**Required action:**
Read the lines below. Copy out any that hold the string "this".

·····

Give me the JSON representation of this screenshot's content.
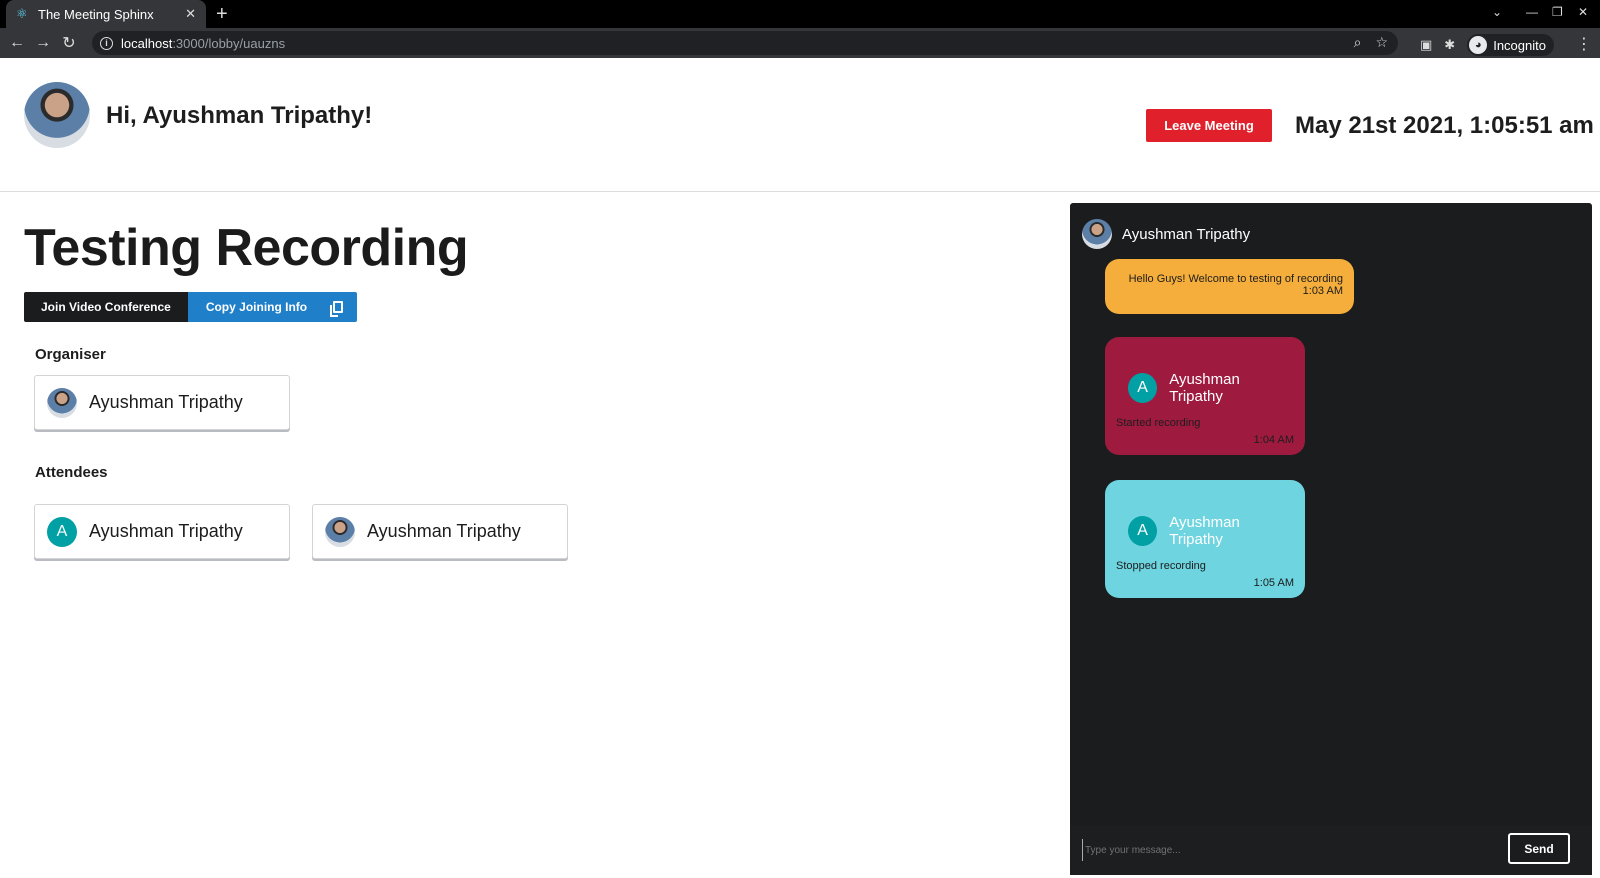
{
  "browser": {
    "tab_title": "The Meeting Sphinx",
    "url_host": "localhost",
    "url_path": ":3000/lobby/uauzns",
    "profile_label": "Incognito"
  },
  "header": {
    "greeting": "Hi, Ayushman Tripathy!",
    "leave_label": "Leave Meeting",
    "datetime": "May 21st 2021, 1:05:51 am"
  },
  "meeting": {
    "title": "Testing Recording",
    "join_label": "Join Video Conference",
    "copy_label": "Copy Joining Info",
    "organiser_heading": "Organiser",
    "organiser": {
      "name": "Ayushman Tripathy"
    },
    "attendees_heading": "Attendees",
    "attendees": [
      {
        "name": "Ayushman Tripathy",
        "initial": "A"
      },
      {
        "name": "Ayushman Tripathy"
      }
    ]
  },
  "chat": {
    "user_name": "Ayushman Tripathy",
    "messages": [
      {
        "text": "Hello Guys! Welcome to testing of recording",
        "time": "1:03 AM"
      },
      {
        "initial": "A",
        "name": "Ayushman Tripathy",
        "text": "Started recording",
        "time": "1:04 AM"
      },
      {
        "initial": "A",
        "name": "Ayushman Tripathy",
        "text": "Stopped recording",
        "time": "1:05 AM"
      }
    ],
    "input_placeholder": "Type your message...",
    "send_label": "Send"
  },
  "colors": {
    "leave": "#e0202a",
    "copy": "#1f7fc8",
    "msg_yellow": "#f5ae3b",
    "msg_red": "#9e1b3f",
    "msg_cyan": "#6dd4e0",
    "avatar_teal": "#00a0a5"
  }
}
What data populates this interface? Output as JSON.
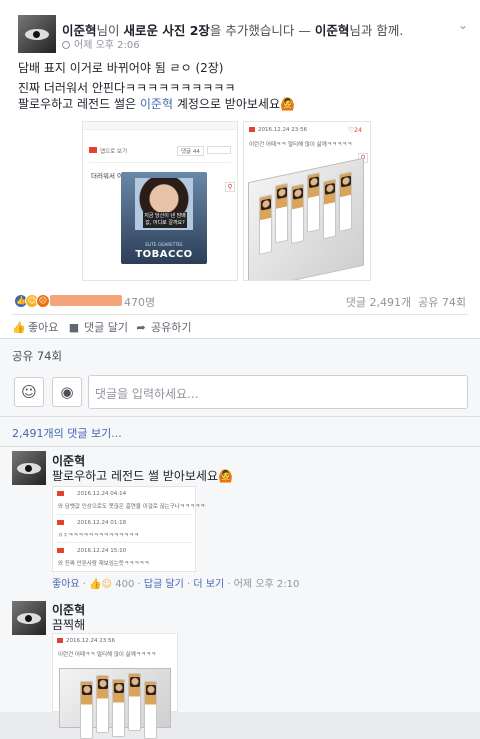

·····

**Finished exercise:**
Give me the JSON representation of this screenshot's content.
What data populates this interface? Output as JSON.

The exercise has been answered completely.